(Records contained in a dataset)
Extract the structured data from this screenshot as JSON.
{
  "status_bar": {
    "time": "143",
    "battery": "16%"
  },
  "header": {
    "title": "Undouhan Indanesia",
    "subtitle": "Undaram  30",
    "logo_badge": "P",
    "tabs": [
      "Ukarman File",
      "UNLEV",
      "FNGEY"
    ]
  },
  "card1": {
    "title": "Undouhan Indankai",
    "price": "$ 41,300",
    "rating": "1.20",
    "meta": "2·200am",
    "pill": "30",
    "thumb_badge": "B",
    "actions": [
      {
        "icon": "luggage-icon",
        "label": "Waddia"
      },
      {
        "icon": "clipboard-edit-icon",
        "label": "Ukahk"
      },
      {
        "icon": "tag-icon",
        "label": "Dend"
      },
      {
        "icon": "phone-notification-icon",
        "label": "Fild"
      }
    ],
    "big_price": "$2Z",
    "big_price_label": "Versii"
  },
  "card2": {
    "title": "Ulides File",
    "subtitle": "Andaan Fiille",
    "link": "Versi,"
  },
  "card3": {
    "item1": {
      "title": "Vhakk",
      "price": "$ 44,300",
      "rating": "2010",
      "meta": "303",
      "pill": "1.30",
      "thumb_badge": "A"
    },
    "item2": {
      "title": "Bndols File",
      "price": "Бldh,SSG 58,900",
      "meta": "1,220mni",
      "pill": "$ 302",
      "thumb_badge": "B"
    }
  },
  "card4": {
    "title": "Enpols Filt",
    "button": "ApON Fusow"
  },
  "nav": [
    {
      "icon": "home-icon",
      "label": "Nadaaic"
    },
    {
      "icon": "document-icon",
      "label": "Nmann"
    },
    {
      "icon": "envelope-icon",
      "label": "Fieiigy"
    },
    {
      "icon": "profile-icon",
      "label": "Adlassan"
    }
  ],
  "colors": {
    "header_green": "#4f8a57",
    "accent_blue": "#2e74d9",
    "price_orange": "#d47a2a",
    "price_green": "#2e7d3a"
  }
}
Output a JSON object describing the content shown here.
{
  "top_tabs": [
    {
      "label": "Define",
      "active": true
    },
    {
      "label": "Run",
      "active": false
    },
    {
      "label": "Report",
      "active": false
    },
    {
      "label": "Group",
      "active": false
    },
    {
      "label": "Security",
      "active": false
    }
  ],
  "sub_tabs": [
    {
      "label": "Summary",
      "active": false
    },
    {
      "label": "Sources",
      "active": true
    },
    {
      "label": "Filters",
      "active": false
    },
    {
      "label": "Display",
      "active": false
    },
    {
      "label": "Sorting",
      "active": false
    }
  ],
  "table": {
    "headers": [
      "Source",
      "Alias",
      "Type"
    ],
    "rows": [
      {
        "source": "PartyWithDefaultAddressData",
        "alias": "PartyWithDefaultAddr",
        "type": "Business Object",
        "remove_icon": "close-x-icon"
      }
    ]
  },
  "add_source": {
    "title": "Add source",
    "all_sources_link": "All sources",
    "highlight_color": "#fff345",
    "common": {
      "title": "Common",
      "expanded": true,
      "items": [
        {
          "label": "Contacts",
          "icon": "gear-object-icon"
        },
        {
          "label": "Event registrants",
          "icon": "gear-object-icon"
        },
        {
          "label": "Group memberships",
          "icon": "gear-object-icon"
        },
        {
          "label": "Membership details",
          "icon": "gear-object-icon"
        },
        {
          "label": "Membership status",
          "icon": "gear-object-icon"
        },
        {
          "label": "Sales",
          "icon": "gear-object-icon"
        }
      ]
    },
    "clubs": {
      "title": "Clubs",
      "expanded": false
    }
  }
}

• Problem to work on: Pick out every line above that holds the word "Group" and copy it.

• Answer space:
      "label": "Group",
          "label": "Group memberships",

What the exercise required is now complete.